From 20th century onwards, Tulu has been used as a medium for writings both in creative and research fields. For the last hundred years, about two thousand Tulu books have been published in various areas like literature, history, linguistics, folklore, translation, culture, art and architecture. Tulu literature has to its credit all major genres of modern literature like poetry, epic, short story, novel, drama, criticism and prose.

Mangalore University in Karnataka recognized Tulu for its academic programmes at Masters level as early as 1976, which was followed by other universities in India and abroad.

Many American and European Universities have recognized Tulu as one of the 17 important Indian languages in their bulletin of GRE and TOEFEL examinations.

Tulu songs have been broadcast by Ceylon (Srilanka) Radio from 1970 onwards.
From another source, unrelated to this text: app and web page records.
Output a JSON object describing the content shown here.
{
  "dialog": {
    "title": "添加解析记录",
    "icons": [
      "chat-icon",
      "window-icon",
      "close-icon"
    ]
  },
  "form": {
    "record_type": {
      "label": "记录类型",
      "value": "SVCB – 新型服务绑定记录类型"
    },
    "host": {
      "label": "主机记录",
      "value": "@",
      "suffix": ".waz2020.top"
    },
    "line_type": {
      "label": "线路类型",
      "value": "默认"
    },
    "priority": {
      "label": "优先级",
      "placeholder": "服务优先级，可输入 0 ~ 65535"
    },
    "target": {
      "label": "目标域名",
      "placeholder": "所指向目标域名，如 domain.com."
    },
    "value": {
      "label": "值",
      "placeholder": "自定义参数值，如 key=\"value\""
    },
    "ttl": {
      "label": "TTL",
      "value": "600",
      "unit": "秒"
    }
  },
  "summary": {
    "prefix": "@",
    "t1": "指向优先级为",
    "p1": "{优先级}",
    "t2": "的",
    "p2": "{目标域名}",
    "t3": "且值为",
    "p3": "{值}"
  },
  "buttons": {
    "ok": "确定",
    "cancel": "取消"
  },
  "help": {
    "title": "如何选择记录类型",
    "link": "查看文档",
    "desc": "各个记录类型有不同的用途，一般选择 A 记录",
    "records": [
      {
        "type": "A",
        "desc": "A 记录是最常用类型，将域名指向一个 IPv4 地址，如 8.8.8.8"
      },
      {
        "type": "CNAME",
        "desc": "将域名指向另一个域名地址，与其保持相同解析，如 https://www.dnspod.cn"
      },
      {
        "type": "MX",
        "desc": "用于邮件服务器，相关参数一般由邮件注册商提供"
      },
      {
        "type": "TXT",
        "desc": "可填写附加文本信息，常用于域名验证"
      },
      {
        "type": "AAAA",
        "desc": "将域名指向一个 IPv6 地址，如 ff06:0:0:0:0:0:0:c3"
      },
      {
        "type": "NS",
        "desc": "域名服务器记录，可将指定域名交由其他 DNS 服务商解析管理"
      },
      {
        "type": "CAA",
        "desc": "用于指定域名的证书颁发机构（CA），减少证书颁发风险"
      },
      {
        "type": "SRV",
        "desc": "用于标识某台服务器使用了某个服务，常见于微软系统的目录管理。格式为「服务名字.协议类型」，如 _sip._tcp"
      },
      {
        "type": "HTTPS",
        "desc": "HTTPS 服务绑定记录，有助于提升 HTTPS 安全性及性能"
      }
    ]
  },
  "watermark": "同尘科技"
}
All India Radio Mangalore has been broadcasting programmes in Tulu since 1976. Doordarshan channels Bangalore and Delhi are telecasting programmes and serials in Tulu. There are a number of Tulu channels which are exclusively devoted for telecasting Tulu programmes. Tulu magazines have been published from 1970 onwards. Even Kannada news papers devote columns for Tulu writings.

The Government of Karnataka has established Tulu Sahitya Academy in 1994. The Tulu Academy has been instrumental for the development of Tulu language and literature in modern times. The Government of Kerala has also established a Tulu academy in 2007. This is a rare example of two neighboring states, Karnataka and Kerala, establishing academies for the development of Tulu.

Central Sahitya Academy. New Delhi has shown a rare gesture, in recognizing Tulu in the form of instituting Bhasha Samman award. Two eminent Tulu writers Mandara Keshava Bhat and Kedambadi Jattappa Rai, have been honored with Bhasha samman by Sahitya Academy New Delhi in 1996.

Tulu is very rich in traditional folk theatre, like Yakshagana. More than 40 troupes of Yakshagana perform throughout the year in different places and cater to the needs of lakhs of people with rich heritage of Tulu language and culture. Tulu is also popular in modern theatre. Tulu drama theatres draw large audience and such theatrical troupes travel across the globe attracting Tulu people in large numbers.

Tulu Films had their beginning in 1970 and till today more than 50 Tulu films have been produced and released. Some of the Tulu films like 'Sudda' and 'Gaggara' have bagged national awards. The film 'Sudda' has won an international award.

Tulu people have been active in the freedom struggle of India. Queen Abbakka, a Tuluva woman of 16th century AD was the first freedom fighter against Portuguese rule. There were thousands of freedom fighters from Tulu region, influenced by Mahatma Gandhi, who had visited Tuluva region.

Many freedom fighters from Tuluva region served the nation after independence in different capacities like ministers in the Government of India and speakers in the Parliament and also ministers in the erstwhile Mysore state. Tulu speakers have contributed for the development of the country in a big way, in fields like education, literature, arts, science, law, politics, sports, banking, industry and commerce.

Tulu people desire that their contribution to the struggle for Indian Independence , the progress of Karnataka state and India should be recognized by including their mother tongue Tulu in the Eight Schedule of the Constitution.

Currently a total of 22 languages are listed in the Eighth Schedule of the constitution; 18 of them are northern Indian languages and just four are from southern India. The demand has been made earlier and , the last one being in 2003 in New Delhi when a resolution was passed and handed over to then Prime Minister Atal Behari Vajpayee.

The demand was sidelined as Tulu was not the official language of a separate State. But since then the Constitution has been amended and Dogri, Bodo, Santhali and Maithili have been included in the Eighth Schedule. Tuluvas have been patient so far, hoping that they will receive justice which is their rightful due.

The author is a leading folklorist and currently the Director of the American Institute of Indian studies in Delhi - by Purushottam Bilimale(ANI)